After years of political unrest in Burundi, the country is now in the midst of an authoritarian crackdown.Even as the human rights sphere shrinks, there are signs of a deepening ethnic crisis in Burundi.
In early December, the tiny east African country of Burundi garnered international attention when its Foreign Ministry, at the request of President Pierre Nkurunziza, called for the closure of the U.N. human rights office in the capital, Bujumbura. The move was not altogether surprising from a regime once called one of “the most prolific slaughterhouses of humans in recent times” by former U.N. rights chief Zeid Raad al-Hussein. Still, it came as a blow to human rights activists who had pinned their hopes on the international reach of the United Nations.
Rights activists insist a true accounting of those disappeared and killed by state authorities is nearly impossible given the restrictions imposed on international NGOs and the media by Nkurunziza. Those who have escaped detention describe grotesque strategies of torturing perceived opponents of his regime in jails and in unmarked sites scattered throughout the country.

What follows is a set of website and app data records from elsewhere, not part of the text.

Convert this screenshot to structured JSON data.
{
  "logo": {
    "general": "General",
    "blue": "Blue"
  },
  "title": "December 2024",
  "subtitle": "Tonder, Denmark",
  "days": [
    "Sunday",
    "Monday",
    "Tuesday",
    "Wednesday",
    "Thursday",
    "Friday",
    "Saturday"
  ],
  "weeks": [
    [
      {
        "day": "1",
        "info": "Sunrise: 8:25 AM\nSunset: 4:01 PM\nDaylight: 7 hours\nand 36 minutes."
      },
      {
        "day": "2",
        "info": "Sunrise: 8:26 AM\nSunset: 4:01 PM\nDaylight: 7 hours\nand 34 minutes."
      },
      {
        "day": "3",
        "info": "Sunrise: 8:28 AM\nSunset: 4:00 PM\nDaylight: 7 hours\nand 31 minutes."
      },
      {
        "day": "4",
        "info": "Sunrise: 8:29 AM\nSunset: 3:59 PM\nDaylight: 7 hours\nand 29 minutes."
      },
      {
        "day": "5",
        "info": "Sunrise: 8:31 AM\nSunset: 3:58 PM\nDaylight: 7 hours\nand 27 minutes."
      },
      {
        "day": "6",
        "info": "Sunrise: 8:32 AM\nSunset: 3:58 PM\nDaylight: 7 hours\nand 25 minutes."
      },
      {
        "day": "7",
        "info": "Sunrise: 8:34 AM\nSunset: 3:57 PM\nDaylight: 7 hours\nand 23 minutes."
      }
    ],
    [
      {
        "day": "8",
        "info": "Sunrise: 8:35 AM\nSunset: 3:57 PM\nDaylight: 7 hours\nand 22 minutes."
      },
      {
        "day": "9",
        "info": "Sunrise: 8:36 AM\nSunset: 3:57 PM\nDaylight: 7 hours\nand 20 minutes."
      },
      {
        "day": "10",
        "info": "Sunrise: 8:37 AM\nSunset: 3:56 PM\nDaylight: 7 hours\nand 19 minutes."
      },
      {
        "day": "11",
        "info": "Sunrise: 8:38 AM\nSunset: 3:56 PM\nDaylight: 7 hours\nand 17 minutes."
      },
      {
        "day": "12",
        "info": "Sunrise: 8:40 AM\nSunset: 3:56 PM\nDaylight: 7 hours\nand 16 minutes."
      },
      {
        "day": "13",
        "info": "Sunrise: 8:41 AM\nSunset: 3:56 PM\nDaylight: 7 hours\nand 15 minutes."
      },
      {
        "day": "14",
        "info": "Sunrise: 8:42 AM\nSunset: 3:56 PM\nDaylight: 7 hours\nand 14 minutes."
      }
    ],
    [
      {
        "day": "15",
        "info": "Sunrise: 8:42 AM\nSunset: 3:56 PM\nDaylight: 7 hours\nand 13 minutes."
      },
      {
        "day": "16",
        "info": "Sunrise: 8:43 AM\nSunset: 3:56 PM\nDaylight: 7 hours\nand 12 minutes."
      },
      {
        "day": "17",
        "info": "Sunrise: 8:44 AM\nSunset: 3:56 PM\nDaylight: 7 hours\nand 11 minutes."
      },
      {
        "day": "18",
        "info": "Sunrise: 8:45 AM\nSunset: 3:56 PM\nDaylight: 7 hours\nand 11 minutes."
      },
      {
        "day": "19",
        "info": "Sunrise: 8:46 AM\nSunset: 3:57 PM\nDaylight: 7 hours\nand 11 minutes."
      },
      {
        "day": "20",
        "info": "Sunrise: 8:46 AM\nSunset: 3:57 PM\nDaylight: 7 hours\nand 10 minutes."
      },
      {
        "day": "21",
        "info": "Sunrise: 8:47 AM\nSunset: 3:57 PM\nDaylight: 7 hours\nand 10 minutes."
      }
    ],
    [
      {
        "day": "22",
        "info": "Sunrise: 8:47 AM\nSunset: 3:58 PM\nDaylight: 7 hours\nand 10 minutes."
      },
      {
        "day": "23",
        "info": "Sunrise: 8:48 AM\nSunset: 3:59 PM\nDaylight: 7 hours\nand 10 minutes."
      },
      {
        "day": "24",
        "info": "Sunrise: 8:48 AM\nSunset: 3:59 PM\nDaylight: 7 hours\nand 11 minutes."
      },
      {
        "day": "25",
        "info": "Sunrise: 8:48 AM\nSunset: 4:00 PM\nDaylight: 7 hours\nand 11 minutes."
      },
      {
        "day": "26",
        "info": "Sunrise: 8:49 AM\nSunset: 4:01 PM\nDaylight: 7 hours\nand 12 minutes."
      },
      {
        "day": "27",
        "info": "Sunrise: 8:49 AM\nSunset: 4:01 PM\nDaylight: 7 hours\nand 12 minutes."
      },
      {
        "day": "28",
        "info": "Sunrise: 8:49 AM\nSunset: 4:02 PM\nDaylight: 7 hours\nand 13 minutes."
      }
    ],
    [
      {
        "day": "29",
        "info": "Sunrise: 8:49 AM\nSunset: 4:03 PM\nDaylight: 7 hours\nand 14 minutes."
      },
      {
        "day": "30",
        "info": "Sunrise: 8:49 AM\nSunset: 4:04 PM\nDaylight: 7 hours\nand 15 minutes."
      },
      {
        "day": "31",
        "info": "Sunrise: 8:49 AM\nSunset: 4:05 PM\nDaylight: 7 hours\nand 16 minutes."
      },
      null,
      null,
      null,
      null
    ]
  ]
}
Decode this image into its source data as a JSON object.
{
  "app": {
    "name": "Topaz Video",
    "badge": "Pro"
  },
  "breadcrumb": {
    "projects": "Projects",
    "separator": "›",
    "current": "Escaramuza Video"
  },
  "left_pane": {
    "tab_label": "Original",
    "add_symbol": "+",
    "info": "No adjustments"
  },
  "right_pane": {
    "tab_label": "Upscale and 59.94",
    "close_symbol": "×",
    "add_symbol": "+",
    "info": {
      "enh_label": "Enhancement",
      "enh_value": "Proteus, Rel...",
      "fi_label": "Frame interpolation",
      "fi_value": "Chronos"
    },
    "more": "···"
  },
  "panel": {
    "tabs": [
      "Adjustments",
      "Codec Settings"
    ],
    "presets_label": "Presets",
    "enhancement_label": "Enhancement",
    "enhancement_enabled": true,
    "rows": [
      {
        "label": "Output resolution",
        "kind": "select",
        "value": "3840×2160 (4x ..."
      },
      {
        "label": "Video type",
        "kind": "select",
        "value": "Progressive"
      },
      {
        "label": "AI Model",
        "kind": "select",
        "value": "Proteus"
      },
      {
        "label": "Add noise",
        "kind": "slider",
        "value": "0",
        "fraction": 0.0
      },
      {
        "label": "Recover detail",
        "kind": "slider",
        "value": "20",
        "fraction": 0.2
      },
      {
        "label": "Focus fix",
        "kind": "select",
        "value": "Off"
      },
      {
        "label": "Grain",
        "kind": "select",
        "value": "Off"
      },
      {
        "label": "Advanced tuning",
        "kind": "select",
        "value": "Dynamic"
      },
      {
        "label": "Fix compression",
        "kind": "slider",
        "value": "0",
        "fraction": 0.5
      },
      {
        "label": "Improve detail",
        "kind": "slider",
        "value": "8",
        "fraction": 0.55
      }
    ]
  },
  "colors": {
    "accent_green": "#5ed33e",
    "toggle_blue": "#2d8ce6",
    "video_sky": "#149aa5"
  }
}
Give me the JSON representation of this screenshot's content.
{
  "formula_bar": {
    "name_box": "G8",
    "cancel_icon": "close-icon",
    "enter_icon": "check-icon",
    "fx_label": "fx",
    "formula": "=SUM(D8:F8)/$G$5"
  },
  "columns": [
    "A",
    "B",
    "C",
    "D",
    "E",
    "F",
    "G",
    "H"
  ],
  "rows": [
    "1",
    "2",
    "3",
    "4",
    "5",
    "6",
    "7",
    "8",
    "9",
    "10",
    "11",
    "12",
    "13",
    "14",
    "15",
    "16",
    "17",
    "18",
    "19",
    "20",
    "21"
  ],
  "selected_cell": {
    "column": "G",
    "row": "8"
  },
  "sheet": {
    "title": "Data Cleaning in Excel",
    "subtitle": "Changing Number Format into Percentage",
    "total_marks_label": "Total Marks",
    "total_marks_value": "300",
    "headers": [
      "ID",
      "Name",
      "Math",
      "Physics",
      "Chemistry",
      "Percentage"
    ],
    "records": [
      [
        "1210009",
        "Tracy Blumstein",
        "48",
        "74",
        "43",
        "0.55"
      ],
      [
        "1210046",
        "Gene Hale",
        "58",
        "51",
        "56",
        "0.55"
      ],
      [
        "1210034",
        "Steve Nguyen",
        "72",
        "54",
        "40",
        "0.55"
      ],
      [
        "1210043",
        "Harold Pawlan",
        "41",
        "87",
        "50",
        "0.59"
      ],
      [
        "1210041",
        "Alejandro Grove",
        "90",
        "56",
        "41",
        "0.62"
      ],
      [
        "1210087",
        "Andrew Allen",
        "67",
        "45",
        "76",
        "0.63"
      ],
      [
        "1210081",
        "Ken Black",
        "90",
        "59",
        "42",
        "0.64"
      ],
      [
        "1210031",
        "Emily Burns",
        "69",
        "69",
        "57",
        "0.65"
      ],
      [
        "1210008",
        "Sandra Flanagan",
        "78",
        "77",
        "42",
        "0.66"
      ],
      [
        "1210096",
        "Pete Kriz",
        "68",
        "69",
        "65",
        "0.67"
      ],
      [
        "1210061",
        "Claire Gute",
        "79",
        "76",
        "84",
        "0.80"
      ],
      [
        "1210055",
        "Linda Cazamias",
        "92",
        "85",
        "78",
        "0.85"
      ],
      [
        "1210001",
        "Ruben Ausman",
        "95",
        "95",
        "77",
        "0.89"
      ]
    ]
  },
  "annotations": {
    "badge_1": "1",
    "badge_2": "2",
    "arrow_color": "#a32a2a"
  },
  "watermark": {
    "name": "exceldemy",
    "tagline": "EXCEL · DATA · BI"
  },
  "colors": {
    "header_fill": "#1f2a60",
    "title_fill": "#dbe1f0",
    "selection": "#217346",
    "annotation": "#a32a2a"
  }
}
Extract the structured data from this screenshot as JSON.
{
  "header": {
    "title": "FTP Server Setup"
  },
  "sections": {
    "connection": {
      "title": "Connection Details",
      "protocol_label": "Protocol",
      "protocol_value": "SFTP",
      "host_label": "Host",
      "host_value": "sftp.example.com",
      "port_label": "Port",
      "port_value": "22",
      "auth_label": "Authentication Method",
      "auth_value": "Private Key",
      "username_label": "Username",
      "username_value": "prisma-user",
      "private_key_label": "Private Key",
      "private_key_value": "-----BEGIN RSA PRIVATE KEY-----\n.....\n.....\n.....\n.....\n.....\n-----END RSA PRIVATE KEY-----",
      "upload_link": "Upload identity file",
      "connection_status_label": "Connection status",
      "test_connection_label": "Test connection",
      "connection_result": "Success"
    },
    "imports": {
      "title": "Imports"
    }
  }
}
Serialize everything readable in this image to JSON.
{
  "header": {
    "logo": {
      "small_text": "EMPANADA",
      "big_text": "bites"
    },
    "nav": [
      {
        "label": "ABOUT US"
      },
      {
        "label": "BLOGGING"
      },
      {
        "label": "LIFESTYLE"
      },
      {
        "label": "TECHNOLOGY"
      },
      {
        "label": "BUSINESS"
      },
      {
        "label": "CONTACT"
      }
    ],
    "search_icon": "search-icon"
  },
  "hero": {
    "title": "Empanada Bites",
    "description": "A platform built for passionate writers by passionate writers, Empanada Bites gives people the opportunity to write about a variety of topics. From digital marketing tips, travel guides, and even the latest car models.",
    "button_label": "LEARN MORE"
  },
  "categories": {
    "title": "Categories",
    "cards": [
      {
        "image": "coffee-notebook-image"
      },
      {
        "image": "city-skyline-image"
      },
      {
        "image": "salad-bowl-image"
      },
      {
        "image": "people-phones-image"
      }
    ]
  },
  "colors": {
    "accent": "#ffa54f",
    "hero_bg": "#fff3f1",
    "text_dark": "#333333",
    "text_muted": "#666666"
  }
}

In the face of sanctions from the U.S. and the European Union, Burundi became the first country to withdraw from the International Criminal Court in October 2017 after ICC judges authorized an investigation into allegations of government-sponsored murder, rape and torture.